→ Exercise brief
Please show every line from the entries that carries the word "align".

##### Stored data

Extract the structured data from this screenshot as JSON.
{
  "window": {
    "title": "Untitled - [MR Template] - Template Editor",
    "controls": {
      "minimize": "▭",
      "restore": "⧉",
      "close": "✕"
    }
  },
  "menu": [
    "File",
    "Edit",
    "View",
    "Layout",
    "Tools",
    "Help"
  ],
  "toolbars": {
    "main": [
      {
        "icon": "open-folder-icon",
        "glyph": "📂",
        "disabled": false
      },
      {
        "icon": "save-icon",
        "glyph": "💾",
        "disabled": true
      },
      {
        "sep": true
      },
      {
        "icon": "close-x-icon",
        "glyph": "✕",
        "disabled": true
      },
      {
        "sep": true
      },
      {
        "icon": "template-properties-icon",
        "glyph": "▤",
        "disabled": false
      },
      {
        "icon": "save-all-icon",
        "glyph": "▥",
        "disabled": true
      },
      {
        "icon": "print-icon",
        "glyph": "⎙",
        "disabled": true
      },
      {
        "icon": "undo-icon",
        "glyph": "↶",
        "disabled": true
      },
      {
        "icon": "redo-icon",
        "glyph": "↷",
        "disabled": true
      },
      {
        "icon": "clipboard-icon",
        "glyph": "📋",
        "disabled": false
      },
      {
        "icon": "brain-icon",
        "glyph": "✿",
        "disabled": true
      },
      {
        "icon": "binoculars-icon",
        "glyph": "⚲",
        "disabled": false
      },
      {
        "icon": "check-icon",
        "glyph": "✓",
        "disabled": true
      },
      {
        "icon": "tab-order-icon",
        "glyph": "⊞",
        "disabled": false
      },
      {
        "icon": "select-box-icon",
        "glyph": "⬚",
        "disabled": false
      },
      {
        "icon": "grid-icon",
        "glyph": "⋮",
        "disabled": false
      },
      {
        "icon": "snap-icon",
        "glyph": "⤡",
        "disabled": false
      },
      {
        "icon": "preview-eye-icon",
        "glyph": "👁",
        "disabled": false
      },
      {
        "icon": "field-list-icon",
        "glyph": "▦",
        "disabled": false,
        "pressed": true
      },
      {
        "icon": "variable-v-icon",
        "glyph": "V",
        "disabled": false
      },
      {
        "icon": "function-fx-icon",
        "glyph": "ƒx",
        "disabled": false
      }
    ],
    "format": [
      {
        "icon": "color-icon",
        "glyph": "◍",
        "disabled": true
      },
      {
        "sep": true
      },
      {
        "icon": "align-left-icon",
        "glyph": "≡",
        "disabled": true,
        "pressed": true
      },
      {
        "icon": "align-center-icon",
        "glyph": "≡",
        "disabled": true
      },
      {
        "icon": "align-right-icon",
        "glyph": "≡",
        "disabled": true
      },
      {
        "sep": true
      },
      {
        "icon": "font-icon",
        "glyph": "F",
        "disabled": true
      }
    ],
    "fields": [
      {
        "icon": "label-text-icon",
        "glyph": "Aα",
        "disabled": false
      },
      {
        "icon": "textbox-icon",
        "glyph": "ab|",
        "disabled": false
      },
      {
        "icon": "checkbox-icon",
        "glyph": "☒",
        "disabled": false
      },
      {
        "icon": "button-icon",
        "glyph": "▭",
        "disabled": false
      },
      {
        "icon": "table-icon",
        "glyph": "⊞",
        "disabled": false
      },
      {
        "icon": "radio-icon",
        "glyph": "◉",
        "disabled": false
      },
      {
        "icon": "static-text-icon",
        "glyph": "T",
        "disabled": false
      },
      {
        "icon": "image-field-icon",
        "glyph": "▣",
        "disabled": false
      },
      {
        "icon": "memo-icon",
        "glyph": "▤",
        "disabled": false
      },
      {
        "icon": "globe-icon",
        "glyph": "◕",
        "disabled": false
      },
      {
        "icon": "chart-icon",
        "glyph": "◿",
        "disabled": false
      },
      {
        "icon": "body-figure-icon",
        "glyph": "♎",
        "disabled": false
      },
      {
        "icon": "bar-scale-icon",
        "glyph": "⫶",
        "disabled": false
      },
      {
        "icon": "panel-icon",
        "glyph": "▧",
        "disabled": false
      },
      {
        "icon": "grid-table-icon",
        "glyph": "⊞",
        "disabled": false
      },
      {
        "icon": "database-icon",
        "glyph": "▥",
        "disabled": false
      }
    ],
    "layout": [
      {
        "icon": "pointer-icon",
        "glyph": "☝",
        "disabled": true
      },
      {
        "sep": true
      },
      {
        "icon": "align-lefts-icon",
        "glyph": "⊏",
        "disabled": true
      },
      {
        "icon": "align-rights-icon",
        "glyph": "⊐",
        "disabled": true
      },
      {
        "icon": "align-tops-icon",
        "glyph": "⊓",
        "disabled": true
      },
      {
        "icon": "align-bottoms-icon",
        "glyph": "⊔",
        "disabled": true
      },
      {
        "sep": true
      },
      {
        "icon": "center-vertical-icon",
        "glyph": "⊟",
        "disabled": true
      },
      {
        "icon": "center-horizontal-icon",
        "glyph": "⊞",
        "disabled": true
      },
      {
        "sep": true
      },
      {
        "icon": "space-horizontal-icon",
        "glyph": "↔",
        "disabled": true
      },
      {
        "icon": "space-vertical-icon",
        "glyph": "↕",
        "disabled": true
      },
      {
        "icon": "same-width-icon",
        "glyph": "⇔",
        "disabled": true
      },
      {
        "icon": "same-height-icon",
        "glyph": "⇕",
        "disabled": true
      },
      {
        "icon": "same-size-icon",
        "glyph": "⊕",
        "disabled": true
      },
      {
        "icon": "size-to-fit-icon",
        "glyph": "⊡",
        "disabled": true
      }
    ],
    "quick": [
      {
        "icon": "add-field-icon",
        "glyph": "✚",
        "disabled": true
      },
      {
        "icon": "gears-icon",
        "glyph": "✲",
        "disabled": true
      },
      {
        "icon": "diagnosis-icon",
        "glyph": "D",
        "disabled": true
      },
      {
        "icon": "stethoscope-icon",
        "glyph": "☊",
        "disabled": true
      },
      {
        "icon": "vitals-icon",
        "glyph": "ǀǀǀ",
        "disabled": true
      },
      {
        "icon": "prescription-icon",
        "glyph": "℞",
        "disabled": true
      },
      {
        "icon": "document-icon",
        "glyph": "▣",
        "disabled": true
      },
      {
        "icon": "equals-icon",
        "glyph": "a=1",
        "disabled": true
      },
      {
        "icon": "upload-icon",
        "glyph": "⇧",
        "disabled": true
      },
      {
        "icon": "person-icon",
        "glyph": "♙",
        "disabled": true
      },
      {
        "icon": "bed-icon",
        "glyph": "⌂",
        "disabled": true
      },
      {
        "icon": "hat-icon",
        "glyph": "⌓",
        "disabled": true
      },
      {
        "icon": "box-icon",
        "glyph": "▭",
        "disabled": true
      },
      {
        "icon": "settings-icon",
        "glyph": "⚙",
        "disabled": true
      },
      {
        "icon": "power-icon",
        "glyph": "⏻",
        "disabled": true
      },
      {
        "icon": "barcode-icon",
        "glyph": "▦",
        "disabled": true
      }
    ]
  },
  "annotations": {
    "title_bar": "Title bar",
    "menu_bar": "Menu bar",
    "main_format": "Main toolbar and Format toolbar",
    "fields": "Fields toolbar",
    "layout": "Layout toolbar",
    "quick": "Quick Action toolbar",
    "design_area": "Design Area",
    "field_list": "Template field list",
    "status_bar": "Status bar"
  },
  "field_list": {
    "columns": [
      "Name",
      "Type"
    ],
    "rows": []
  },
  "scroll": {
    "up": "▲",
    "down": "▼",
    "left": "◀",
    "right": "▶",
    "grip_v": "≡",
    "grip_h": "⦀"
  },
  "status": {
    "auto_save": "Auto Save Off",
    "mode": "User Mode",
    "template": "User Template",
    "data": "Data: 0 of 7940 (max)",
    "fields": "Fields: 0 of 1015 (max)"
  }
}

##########

→ Solution for this problem
        "icon": "align-left-icon",
        "icon": "align-center-icon",
        "icon": "align-right-icon",
        "icon": "align-lefts-icon",
        "icon": "align-rights-icon",
        "icon": "align-tops-icon",
        "icon": "align-bottoms-icon",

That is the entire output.